:: Data

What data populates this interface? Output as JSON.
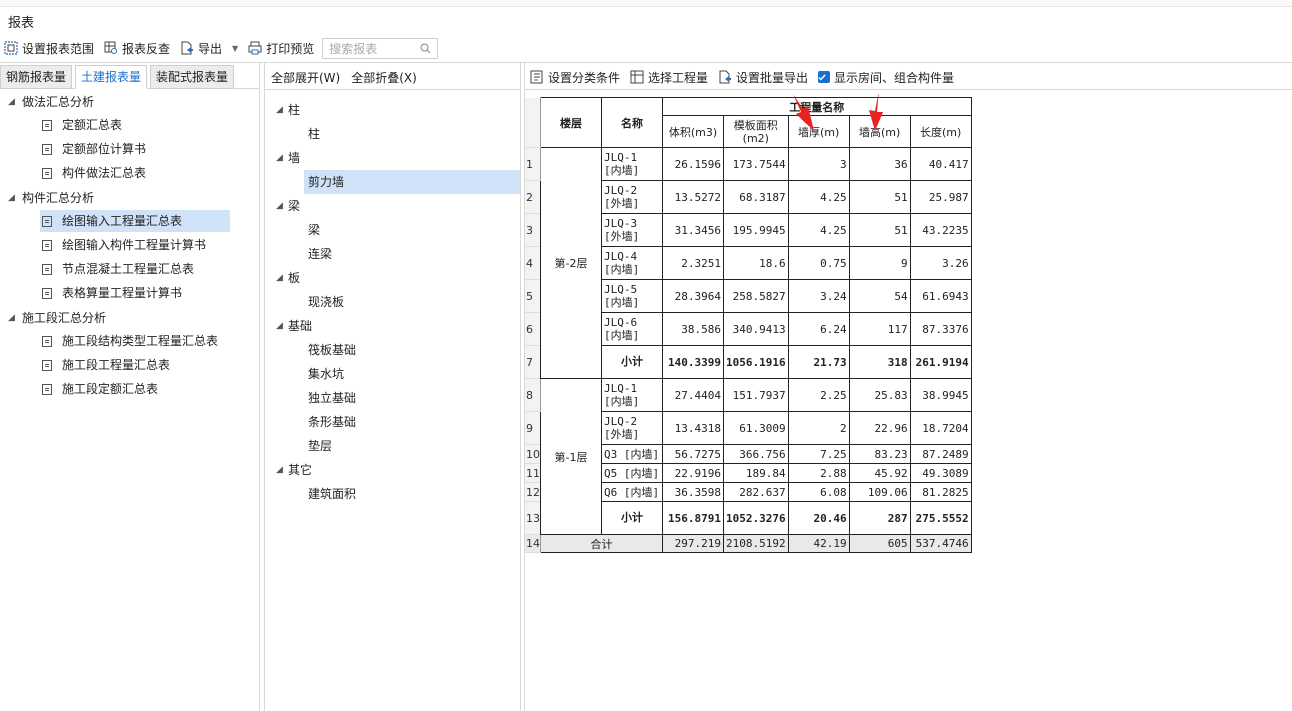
{
  "window": {
    "title": "报表"
  },
  "toolbar": {
    "set_range": "设置报表范围",
    "reverse": "报表反查",
    "export": "导出",
    "print_preview": "打印预览",
    "search_placeholder": "搜索报表"
  },
  "tabs": [
    "钢筋报表量",
    "土建报表量",
    "装配式报表量"
  ],
  "active_tab": 1,
  "tree": {
    "groups": [
      {
        "label": "做法汇总分析",
        "items": [
          "定额汇总表",
          "定额部位计算书",
          "构件做法汇总表"
        ]
      },
      {
        "label": "构件汇总分析",
        "items": [
          "绘图输入工程量汇总表",
          "绘图输入构件工程量计算书",
          "节点混凝土工程量汇总表",
          "表格算量工程量计算书"
        ]
      },
      {
        "label": "施工段汇总分析",
        "items": [
          "施工段结构类型工程量汇总表",
          "施工段工程量汇总表",
          "施工段定额汇总表"
        ]
      }
    ],
    "selected": "绘图输入工程量汇总表"
  },
  "mid": {
    "expand_all": "全部展开(W)",
    "collapse_all": "全部折叠(X)",
    "categories": [
      {
        "label": "柱",
        "items": [
          "柱"
        ]
      },
      {
        "label": "墙",
        "items": [
          "剪力墙"
        ]
      },
      {
        "label": "梁",
        "items": [
          "梁",
          "连梁"
        ]
      },
      {
        "label": "板",
        "items": [
          "现浇板"
        ]
      },
      {
        "label": "基础",
        "items": [
          "筏板基础",
          "集水坑",
          "独立基础",
          "条形基础",
          "垫层"
        ]
      },
      {
        "label": "其它",
        "items": [
          "建筑面积"
        ]
      }
    ],
    "selected": "剪力墙"
  },
  "right_toolbar": {
    "set_category": "设置分类条件",
    "select_qty": "选择工程量",
    "batch_export": "设置批量导出",
    "show_rooms": "显示房间、组合构件量"
  },
  "report": {
    "headers": {
      "floor": "楼层",
      "name": "名称",
      "group": "工程量名称",
      "cols": [
        "体积(m3)",
        "模板面积(m2)",
        "墙厚(m)",
        "墙高(m)",
        "长度(m)"
      ]
    },
    "floors": [
      {
        "floor": "第-2层",
        "rows": [
          {
            "rn": "1",
            "name": "JLQ-1 [内墙]",
            "v": [
              "26.1596",
              "173.7544",
              "3",
              "36",
              "40.417"
            ]
          },
          {
            "rn": "2",
            "name": "JLQ-2 [外墙]",
            "v": [
              "13.5272",
              "68.3187",
              "4.25",
              "51",
              "25.987"
            ]
          },
          {
            "rn": "3",
            "name": "JLQ-3 [外墙]",
            "v": [
              "31.3456",
              "195.9945",
              "4.25",
              "51",
              "43.2235"
            ]
          },
          {
            "rn": "4",
            "name": "JLQ-4 [内墙]",
            "v": [
              "2.3251",
              "18.6",
              "0.75",
              "9",
              "3.26"
            ]
          },
          {
            "rn": "5",
            "name": "JLQ-5 [内墙]",
            "v": [
              "28.3964",
              "258.5827",
              "3.24",
              "54",
              "61.6943"
            ]
          },
          {
            "rn": "6",
            "name": "JLQ-6 [内墙]",
            "v": [
              "38.586",
              "340.9413",
              "6.24",
              "117",
              "87.3376"
            ]
          }
        ],
        "subtotal": {
          "rn": "7",
          "label": "小计",
          "v": [
            "140.3399",
            "1056.1916",
            "21.73",
            "318",
            "261.9194"
          ]
        }
      },
      {
        "floor": "第-1层",
        "rows": [
          {
            "rn": "8",
            "name": "JLQ-1 [内墙]",
            "v": [
              "27.4404",
              "151.7937",
              "2.25",
              "25.83",
              "38.9945"
            ]
          },
          {
            "rn": "9",
            "name": "JLQ-2 [外墙]",
            "v": [
              "13.4318",
              "61.3009",
              "2",
              "22.96",
              "18.7204"
            ]
          },
          {
            "rn": "10",
            "name": "Q3 [内墙]",
            "v": [
              "56.7275",
              "366.756",
              "7.25",
              "83.23",
              "87.2489"
            ]
          },
          {
            "rn": "11",
            "name": "Q5 [内墙]",
            "v": [
              "22.9196",
              "189.84",
              "2.88",
              "45.92",
              "49.3089"
            ]
          },
          {
            "rn": "12",
            "name": "Q6 [内墙]",
            "v": [
              "36.3598",
              "282.637",
              "6.08",
              "109.06",
              "81.2825"
            ]
          }
        ],
        "subtotal": {
          "rn": "13",
          "label": "小计",
          "v": [
            "156.8791",
            "1052.3276",
            "20.46",
            "287",
            "275.5552"
          ]
        }
      }
    ],
    "total": {
      "rn": "14",
      "label": "合计",
      "v": [
        "297.219",
        "2108.5192",
        "42.19",
        "605",
        "537.4746"
      ]
    }
  },
  "colors": {
    "accent": "#1b6fd0",
    "selection": "#cfe2f7",
    "annotation": "#e8231f"
  }
}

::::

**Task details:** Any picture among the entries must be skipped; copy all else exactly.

**Result for this task:**
What data populates this interface? Output as JSON.
{
  "window": {
    "title": "报表"
  },
  "toolbar": {
    "set_range": "设置报表范围",
    "reverse": "报表反查",
    "export": "导出",
    "print_preview": "打印预览",
    "search_placeholder": "搜索报表"
  },
  "tabs": [
    "钢筋报表量",
    "土建报表量",
    "装配式报表量"
  ],
  "active_tab": 1,
  "tree": {
    "groups": [
      {
        "label": "做法汇总分析",
        "items": [
          "定额汇总表",
          "定额部位计算书",
          "构件做法汇总表"
        ]
      },
      {
        "label": "构件汇总分析",
        "items": [
          "绘图输入工程量汇总表",
          "绘图输入构件工程量计算书",
          "节点混凝土工程量汇总表",
          "表格算量工程量计算书"
        ]
      },
      {
        "label": "施工段汇总分析",
        "items": [
          "施工段结构类型工程量汇总表",
          "施工段工程量汇总表",
          "施工段定额汇总表"
        ]
      }
    ],
    "selected": "绘图输入工程量汇总表"
  },
  "mid": {
    "expand_all": "全部展开(W)",
    "collapse_all": "全部折叠(X)",
    "categories": [
      {
        "label": "柱",
        "items": [
          "柱"
        ]
      },
      {
        "label": "墙",
        "items": [
          "剪力墙"
        ]
      },
      {
        "label": "梁",
        "items": [
          "梁",
          "连梁"
        ]
      },
      {
        "label": "板",
        "items": [
          "现浇板"
        ]
      },
      {
        "label": "基础",
        "items": [
          "筏板基础",
          "集水坑",
          "独立基础",
          "条形基础",
          "垫层"
        ]
      },
      {
        "label": "其它",
        "items": [
          "建筑面积"
        ]
      }
    ],
    "selected": "剪力墙"
  },
  "right_toolbar": {
    "set_category": "设置分类条件",
    "select_qty": "选择工程量",
    "batch_export": "设置批量导出",
    "show_rooms": "显示房间、组合构件量"
  },
  "report": {
    "headers": {
      "floor": "楼层",
      "name": "名称",
      "group": "工程量名称",
      "cols": [
        "体积(m3)",
        "模板面积(m2)",
        "墙厚(m)",
        "墙高(m)",
        "长度(m)"
      ]
    },
    "floors": [
      {
        "floor": "第-2层",
        "rows": [
          {
            "rn": "1",
            "name": "JLQ-1 [内墙]",
            "v": [
              "26.1596",
              "173.7544",
              "3",
              "36",
              "40.417"
            ]
          },
          {
            "rn": "2",
            "name": "JLQ-2 [外墙]",
            "v": [
              "13.5272",
              "68.3187",
              "4.25",
              "51",
              "25.987"
            ]
          },
          {
            "rn": "3",
            "name": "JLQ-3 [外墙]",
            "v": [
              "31.3456",
              "195.9945",
              "4.25",
              "51",
              "43.2235"
            ]
          },
          {
            "rn": "4",
            "name": "JLQ-4 [内墙]",
            "v": [
              "2.3251",
              "18.6",
              "0.75",
              "9",
              "3.26"
            ]
          },
          {
            "rn": "5",
            "name": "JLQ-5 [内墙]",
            "v": [
              "28.3964",
              "258.5827",
              "3.24",
              "54",
              "61.6943"
            ]
          },
          {
            "rn": "6",
            "name": "JLQ-6 [内墙]",
            "v": [
              "38.586",
              "340.9413",
              "6.24",
              "117",
              "87.3376"
            ]
          }
        ],
        "subtotal": {
          "rn": "7",
          "label": "小计",
          "v": [
            "140.3399",
            "1056.1916",
            "21.73",
            "318",
            "261.9194"
          ]
        }
      },
      {
        "floor": "第-1层",
        "rows": [
          {
            "rn": "8",
            "name": "JLQ-1 [内墙]",
            "v": [
              "27.4404",
              "151.7937",
              "2.25",
              "25.83",
              "38.9945"
            ]
          },
          {
            "rn": "9",
            "name": "JLQ-2 [外墙]",
            "v": [
              "13.4318",
              "61.3009",
              "2",
              "22.96",
              "18.7204"
            ]
          },
          {
            "rn": "10",
            "name": "Q3 [内墙]",
            "v": [
              "56.7275",
              "366.756",
              "7.25",
              "83.23",
              "87.2489"
            ]
          },
          {
            "rn": "11",
            "name": "Q5 [内墙]",
            "v": [
              "22.9196",
              "189.84",
              "2.88",
              "45.92",
              "49.3089"
            ]
          },
          {
            "rn": "12",
            "name": "Q6 [内墙]",
            "v": [
              "36.3598",
              "282.637",
              "6.08",
              "109.06",
              "81.2825"
            ]
          }
        ],
        "subtotal": {
          "rn": "13",
          "label": "小计",
          "v": [
            "156.8791",
            "1052.3276",
            "20.46",
            "287",
            "275.5552"
          ]
        }
      }
    ],
    "total": {
      "rn": "14",
      "label": "合计",
      "v": [
        "297.219",
        "2108.5192",
        "42.19",
        "605",
        "537.4746"
      ]
    }
  },
  "colors": {
    "accent": "#1b6fd0",
    "selection": "#cfe2f7",
    "annotation": "#e8231f"
  }
}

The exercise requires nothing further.